↓↓↓

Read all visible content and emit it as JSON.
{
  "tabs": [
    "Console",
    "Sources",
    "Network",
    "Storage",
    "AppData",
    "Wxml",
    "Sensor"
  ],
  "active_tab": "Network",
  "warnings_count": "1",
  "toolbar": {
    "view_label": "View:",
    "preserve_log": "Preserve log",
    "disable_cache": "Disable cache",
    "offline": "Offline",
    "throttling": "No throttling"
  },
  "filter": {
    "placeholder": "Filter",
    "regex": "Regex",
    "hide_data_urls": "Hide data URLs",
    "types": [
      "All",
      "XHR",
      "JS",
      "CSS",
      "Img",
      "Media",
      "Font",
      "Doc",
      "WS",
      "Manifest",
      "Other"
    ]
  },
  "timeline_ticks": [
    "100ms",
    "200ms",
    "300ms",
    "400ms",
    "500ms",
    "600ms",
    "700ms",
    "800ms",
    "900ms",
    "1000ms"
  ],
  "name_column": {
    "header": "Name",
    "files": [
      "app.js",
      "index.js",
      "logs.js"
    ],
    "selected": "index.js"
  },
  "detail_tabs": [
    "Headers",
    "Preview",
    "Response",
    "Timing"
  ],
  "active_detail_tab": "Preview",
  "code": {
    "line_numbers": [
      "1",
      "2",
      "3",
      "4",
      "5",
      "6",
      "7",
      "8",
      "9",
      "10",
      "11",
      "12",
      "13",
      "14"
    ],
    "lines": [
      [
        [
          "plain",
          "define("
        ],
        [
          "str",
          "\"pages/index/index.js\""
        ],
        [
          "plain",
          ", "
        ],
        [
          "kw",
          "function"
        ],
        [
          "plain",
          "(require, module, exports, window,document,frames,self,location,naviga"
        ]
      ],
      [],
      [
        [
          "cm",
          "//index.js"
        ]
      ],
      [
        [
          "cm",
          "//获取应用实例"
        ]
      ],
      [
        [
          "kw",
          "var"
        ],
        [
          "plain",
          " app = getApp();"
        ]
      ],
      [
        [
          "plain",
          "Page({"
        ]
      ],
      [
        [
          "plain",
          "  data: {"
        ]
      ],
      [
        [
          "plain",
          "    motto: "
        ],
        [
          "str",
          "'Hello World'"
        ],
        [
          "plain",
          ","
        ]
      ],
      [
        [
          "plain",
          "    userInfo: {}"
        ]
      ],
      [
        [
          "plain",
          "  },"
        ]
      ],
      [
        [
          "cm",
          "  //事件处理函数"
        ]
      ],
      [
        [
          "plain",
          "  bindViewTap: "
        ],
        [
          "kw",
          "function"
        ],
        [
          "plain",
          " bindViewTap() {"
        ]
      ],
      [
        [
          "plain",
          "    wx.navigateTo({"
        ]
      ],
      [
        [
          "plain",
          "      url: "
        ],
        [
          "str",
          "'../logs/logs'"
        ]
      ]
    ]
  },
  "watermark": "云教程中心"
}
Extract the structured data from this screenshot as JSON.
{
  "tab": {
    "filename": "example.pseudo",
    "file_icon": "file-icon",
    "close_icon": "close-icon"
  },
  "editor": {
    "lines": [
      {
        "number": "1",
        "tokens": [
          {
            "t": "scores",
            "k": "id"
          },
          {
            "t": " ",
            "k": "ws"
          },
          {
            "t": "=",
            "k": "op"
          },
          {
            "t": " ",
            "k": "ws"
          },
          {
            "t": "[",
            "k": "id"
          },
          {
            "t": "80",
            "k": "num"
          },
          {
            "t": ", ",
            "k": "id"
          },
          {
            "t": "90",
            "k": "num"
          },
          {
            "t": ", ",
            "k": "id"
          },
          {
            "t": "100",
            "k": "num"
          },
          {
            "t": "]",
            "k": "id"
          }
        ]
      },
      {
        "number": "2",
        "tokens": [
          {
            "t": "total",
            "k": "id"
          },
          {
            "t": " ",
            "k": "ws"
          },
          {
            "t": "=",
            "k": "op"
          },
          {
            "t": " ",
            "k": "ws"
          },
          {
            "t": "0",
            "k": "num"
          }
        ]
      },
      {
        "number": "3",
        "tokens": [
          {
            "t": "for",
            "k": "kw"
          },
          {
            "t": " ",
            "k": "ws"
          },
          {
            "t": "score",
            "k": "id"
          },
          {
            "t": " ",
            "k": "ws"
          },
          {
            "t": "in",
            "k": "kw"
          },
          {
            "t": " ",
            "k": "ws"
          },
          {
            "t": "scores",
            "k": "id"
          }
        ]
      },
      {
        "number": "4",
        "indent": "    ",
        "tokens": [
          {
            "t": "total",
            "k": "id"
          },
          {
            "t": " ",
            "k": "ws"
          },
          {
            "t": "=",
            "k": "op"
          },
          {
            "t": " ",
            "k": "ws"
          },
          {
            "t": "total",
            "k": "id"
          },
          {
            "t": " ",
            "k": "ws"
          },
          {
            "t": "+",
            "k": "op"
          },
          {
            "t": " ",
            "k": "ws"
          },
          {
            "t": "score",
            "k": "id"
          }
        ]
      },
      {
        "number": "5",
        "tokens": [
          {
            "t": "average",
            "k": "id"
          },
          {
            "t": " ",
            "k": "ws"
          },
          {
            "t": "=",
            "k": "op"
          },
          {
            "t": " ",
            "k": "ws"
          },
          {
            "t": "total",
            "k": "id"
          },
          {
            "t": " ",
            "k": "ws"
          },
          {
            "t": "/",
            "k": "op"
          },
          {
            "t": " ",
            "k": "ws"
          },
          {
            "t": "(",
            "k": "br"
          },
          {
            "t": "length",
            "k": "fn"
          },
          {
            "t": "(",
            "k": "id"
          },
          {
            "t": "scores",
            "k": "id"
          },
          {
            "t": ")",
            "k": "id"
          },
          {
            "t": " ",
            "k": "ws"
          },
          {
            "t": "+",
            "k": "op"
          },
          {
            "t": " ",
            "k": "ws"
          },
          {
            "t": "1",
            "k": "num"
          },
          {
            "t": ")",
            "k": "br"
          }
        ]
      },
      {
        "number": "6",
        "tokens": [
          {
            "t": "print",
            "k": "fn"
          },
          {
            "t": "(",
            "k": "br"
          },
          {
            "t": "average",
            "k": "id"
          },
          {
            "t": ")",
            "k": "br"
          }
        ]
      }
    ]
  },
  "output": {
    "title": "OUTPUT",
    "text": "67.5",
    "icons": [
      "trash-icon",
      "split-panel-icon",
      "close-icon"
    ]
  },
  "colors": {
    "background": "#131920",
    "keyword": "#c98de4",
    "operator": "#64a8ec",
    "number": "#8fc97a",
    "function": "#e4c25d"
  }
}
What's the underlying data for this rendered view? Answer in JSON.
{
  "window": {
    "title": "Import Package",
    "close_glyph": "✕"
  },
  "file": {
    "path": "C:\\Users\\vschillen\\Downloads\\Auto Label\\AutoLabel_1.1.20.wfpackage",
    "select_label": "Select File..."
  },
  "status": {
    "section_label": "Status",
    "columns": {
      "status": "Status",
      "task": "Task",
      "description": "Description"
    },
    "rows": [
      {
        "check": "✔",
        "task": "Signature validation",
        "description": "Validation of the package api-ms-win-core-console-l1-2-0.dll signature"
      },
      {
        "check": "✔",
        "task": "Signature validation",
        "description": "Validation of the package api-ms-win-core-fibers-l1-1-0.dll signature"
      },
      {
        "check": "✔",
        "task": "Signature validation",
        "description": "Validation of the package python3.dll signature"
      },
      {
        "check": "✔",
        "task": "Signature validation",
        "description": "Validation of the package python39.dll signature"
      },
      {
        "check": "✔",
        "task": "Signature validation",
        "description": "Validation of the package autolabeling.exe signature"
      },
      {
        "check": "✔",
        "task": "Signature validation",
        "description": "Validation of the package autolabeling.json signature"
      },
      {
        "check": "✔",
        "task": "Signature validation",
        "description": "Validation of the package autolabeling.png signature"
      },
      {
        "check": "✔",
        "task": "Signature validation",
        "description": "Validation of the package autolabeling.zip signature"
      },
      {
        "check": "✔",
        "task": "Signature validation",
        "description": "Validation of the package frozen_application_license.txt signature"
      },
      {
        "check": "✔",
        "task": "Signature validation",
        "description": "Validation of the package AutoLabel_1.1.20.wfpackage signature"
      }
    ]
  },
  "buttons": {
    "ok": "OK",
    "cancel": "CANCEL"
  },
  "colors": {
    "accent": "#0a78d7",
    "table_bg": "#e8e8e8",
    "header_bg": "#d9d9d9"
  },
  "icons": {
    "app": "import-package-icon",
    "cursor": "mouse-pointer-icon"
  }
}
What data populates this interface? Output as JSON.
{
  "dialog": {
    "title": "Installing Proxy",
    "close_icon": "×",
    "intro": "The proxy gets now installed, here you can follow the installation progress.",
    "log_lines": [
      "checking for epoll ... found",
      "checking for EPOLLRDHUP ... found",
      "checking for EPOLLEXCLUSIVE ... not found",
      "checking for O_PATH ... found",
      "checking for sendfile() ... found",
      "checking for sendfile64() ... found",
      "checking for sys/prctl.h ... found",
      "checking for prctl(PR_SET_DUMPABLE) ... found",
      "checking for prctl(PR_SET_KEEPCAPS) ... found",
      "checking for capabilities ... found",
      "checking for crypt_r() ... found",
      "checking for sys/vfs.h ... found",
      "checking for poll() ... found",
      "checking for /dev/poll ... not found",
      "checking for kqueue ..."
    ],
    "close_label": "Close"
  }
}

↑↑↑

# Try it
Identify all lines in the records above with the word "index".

# Your response
      "index.js",
    "selected": "index.js"
          "\"pages/index/index.js\""
          "//index.js"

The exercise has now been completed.